Indonesia: Bank Indonesia keeps rates unchanged in September
September 18, 2015
At its 18 September monetary policy meeting, the Central Bank decided to hold the BI policy rate at 7.50% as expected by the market. This marks the seventh straight meeting with no change to the policy rate after the surprise 25-basis-point cut in February. The Bank continues to see the rate as appropriate considering the inflation outlook as well as the current state of the economy. The significant depreciation of the rupiah and the devaluation of the Chinese yuan have severely limited the Bank’s ability to stimulate the struggling economy with another rate cut. The Bank also maintained the deposit facility rate at 5.50% and the lending facility rate at 8.00%.
Bank Indonesia acknowledged that the economy decelerated in the second quarter. However, more recent data point to a pickup of the economy in the third quarter. Household spending has improved amid an increase in motorcycle sales. Moreover, investment is expected to record a robust growth rate in Q3 mainly reflecting a surge in government spending. Adding to that, the Bank commented that the trade balance recorded a surplus in August, although it was lower than the previous month’s surplus due to a surge in imports.
Regarding price developments, the Bank pointed out that inflationary pressures were contained in August, which broadly reflected post-Ramadan price corrections. Inflation was at 7.2% in August, which was down from the 7.3% recorded in July.

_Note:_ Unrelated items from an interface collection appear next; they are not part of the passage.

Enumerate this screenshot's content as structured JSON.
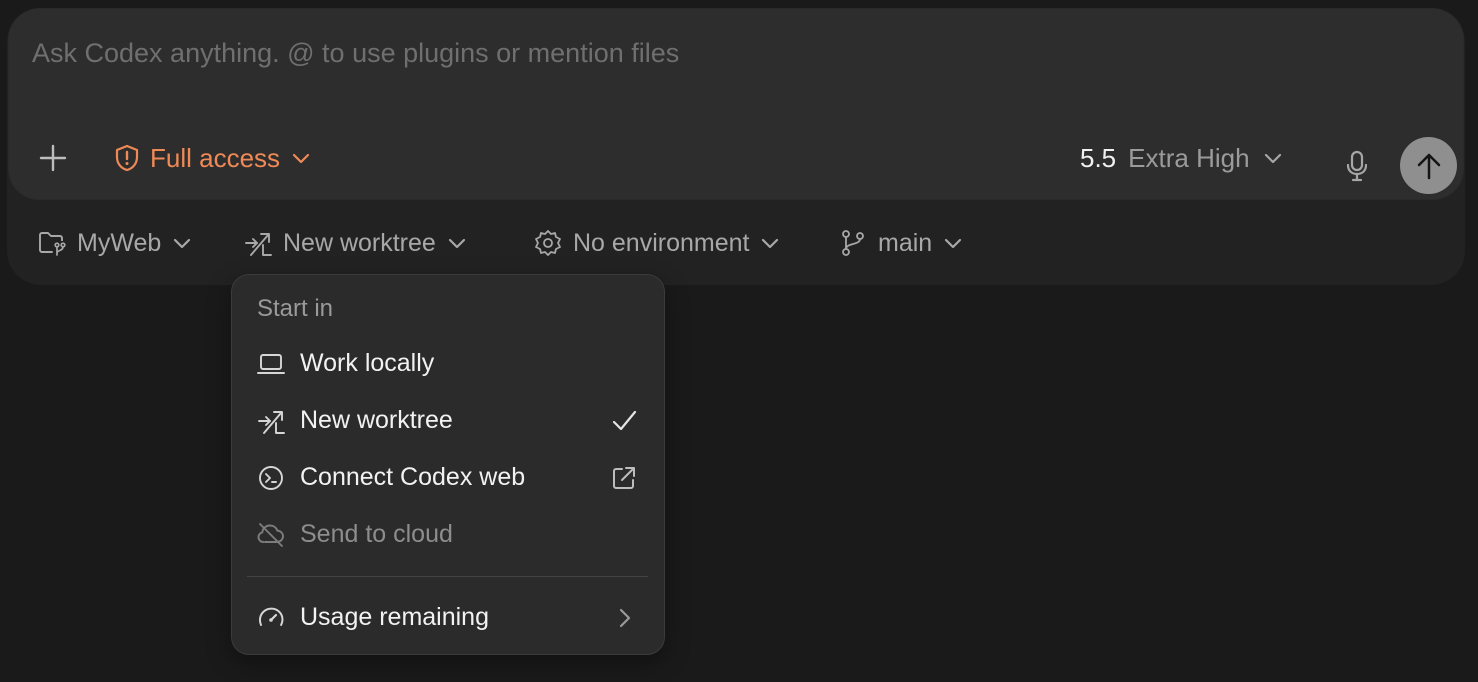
{
  "composer": {
    "placeholder": "Ask Codex anything. @ to use plugins or mention files",
    "access_label": "Full access",
    "model_version": "5.5",
    "model_effort": "Extra High"
  },
  "context_bar": {
    "project": "MyWeb",
    "start_mode": "New worktree",
    "environment": "No environment",
    "branch": "main"
  },
  "menu": {
    "heading": "Start in",
    "items": [
      {
        "label": "Work locally",
        "icon": "laptop-icon",
        "selected": false,
        "disabled": false
      },
      {
        "label": "New worktree",
        "icon": "worktree-icon",
        "selected": true,
        "disabled": false
      },
      {
        "label": "Connect Codex web",
        "icon": "terminal-circle-icon",
        "selected": false,
        "disabled": false
      },
      {
        "label": "Send to cloud",
        "icon": "cloud-off-icon",
        "selected": false,
        "disabled": true
      }
    ],
    "footer_item": {
      "label": "Usage remaining",
      "icon": "gauge-icon"
    }
  },
  "colors": {
    "background": "#1a1a1a",
    "composer": "#2d2d2d",
    "access_accent": "#ef8a57",
    "send_button": "#8f8f8f",
    "menu_background": "#2b2b2b"
  }
}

The Bank is confident that its inflation target corridor of 4.0% plus or minus 1.0% for 2015 can be achieved.
The Bank emphasized that the rupiah is under pressure due mainly to external factors, including expectations of an interest rate hike by the Federal Reserve sooner rather than later and China’s devaluation of the yuan. Growing domestic demand for foreign exchange to repay debt is another factor at play. The Bank stated that it will continue to intervene in the foreign exchange market to stabilize and defend the rupiah.
Author: Carl Kelly, Economist